**What the task asks**
Read the lines below, and copy any that contain the string "RSVP".

((

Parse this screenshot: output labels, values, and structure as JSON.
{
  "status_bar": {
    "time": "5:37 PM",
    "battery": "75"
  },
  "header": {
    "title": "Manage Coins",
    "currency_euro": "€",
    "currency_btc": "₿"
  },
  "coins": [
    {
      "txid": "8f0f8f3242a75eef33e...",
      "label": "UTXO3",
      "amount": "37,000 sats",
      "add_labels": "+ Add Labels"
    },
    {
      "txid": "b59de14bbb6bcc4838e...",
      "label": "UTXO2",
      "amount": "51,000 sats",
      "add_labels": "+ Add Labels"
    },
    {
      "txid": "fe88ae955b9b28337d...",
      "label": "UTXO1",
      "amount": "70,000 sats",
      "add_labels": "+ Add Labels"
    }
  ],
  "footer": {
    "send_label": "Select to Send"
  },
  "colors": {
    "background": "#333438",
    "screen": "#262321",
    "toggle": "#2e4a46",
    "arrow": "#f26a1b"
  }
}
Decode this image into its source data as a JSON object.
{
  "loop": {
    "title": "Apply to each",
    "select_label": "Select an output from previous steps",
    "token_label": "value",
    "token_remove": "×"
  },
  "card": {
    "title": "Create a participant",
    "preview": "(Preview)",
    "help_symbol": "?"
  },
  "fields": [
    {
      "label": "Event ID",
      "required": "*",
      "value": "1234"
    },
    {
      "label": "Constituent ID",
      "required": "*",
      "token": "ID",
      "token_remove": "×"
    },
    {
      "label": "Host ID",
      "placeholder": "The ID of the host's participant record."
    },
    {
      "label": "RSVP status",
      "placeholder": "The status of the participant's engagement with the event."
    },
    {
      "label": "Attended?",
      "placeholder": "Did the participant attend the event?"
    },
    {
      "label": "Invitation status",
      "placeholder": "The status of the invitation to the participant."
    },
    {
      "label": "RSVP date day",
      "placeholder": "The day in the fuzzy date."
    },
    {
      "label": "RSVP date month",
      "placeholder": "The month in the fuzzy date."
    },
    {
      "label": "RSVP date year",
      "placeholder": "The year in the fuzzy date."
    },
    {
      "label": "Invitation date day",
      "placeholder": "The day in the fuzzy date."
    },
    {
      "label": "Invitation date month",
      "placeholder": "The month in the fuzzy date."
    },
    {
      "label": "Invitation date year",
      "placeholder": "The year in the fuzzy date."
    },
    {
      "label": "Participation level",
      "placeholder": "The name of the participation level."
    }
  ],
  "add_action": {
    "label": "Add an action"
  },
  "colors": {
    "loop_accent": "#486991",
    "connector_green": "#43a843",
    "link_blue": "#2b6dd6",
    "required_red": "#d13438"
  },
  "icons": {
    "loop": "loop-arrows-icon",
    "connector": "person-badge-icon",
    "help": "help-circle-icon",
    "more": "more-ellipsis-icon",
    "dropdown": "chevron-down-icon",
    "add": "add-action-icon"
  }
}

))

**Response below**
      "label": "RSVP status",
      "label": "RSVP date day",
      "label": "RSVP date month",
      "label": "RSVP date year",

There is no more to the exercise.